As the use of digital instruments is rapidly increasing during the current COVID-19 pandemic, new options for spatial organization and the possible consequences of digitization are more sharply outlined.
This creates the necessity to rethink the digitalization model we want to follow and to address issues such as who should benefit from digitization and what our city visions are.
Social Distancing, the main measure adopted worldwide to slow the virus’ spread in response to the COVID-19 pandemic, challenges the basic concept of urbanity, as the city is intrinsically related to a high density of population in a limited space.
With physical spaces radically transforming due to the ubiquity of the digital, and with the undeniable digital acceleration as one of the most apparent consequences of the current crisis, it is imperative to to consider the digital spaces and networks that form our relationships – next to the physical spaces of cohabitation and encounter.

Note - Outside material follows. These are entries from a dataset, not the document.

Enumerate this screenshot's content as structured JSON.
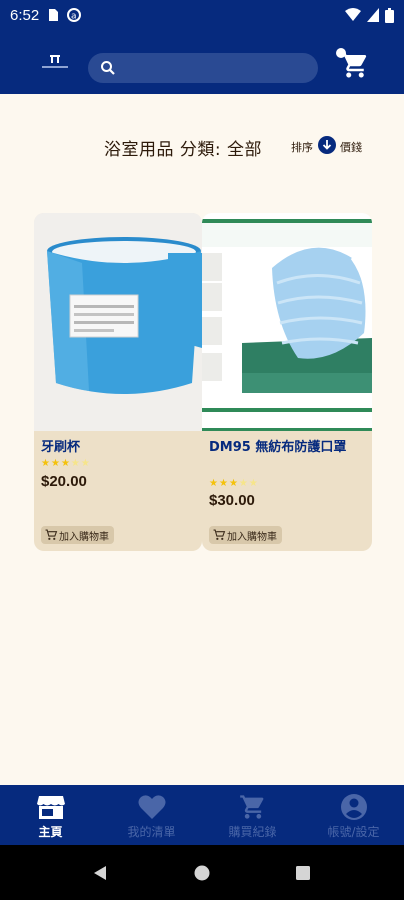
{
  "status_bar": {
    "time": "6:52"
  },
  "header": {
    "search_placeholder": "",
    "logo_text": ""
  },
  "category": {
    "title": "浴室用品 分類: 全部",
    "sort_label": "排序",
    "sort_value": "價錢"
  },
  "products": [
    {
      "name": "牙刷杯",
      "price": "$20.00",
      "rating": 3,
      "add_to_cart": "加入購物車"
    },
    {
      "name": "DM95 無紡布防護口罩",
      "price": "$30.00",
      "rating": 3,
      "add_to_cart": "加入購物車"
    }
  ],
  "bottom_nav": [
    {
      "label": "主頁",
      "icon": "store-icon",
      "active": true
    },
    {
      "label": "我的清單",
      "icon": "heart-icon",
      "active": false
    },
    {
      "label": "購買紀錄",
      "icon": "cart-icon",
      "active": false
    },
    {
      "label": "帳號/設定",
      "icon": "account-icon",
      "active": false
    }
  ],
  "colors": {
    "primary": "#062a7e",
    "background": "#fdf8ef",
    "card": "#ede0c8",
    "star": "#f4c20d"
  }
}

As possible (future) options and paths are made viable in an extreme way by the current crisis situation, we reconsider our choices and priorities, rethinking our role as citizens of increasingly hybrid urban environments.